%%

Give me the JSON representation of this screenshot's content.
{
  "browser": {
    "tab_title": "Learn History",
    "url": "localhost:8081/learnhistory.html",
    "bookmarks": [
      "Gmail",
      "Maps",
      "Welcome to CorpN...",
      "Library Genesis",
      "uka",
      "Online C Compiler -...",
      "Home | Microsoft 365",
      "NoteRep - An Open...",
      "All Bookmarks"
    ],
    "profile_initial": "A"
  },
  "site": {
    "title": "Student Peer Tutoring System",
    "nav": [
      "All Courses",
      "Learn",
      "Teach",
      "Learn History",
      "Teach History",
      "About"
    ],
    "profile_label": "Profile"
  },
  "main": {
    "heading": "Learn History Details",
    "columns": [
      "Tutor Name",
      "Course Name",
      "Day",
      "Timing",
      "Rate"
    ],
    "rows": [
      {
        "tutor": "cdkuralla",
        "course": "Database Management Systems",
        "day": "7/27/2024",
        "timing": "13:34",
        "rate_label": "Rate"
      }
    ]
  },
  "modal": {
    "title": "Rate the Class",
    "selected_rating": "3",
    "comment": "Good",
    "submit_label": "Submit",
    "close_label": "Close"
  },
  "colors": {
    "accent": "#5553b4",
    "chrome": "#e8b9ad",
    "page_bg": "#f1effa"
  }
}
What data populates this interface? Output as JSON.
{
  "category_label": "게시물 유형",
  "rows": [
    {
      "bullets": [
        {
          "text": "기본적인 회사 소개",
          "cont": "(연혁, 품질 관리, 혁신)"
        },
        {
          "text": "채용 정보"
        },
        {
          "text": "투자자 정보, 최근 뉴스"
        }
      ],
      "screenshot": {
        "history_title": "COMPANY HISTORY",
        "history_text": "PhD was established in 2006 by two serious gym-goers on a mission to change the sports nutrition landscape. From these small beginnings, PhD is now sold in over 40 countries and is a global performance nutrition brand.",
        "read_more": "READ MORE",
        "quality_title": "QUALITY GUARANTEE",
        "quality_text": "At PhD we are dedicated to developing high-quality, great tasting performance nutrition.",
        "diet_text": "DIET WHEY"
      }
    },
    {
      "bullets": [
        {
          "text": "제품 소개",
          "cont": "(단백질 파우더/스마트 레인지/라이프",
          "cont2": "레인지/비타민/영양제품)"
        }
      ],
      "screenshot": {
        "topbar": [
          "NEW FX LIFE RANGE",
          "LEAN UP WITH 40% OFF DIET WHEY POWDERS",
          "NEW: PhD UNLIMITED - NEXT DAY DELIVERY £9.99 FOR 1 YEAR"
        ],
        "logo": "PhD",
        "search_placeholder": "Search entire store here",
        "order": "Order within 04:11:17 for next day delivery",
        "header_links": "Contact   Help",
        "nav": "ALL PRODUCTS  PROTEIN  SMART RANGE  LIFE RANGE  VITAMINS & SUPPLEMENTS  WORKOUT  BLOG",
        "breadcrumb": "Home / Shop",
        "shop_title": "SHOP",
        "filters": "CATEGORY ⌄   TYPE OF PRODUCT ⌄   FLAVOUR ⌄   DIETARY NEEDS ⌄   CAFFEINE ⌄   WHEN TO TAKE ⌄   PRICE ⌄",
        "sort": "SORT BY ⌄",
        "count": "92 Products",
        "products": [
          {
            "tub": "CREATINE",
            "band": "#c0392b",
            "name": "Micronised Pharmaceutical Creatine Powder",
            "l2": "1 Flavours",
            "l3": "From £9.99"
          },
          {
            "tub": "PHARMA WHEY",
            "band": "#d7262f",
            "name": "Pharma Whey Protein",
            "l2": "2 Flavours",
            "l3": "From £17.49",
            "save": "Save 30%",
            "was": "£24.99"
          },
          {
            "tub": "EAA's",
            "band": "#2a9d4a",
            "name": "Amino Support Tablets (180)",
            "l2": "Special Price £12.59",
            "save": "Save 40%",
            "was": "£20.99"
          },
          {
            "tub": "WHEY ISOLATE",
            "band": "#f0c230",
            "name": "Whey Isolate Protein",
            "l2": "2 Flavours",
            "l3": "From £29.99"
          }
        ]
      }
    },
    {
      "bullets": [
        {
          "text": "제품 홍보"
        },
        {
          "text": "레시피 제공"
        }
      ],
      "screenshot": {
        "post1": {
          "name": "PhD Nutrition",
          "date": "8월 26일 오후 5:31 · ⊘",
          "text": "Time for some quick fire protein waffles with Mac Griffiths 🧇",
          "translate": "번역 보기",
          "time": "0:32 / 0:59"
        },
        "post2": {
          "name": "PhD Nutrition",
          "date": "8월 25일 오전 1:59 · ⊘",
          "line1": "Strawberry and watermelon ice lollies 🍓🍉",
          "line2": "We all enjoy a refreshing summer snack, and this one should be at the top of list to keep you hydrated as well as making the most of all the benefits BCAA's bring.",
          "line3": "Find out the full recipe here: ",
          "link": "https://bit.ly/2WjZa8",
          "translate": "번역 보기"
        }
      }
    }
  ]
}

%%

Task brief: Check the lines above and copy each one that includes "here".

Exercise answer:
        "search_placeholder": "Search entire store here",
          "line3": "Find out the full recipe here: ",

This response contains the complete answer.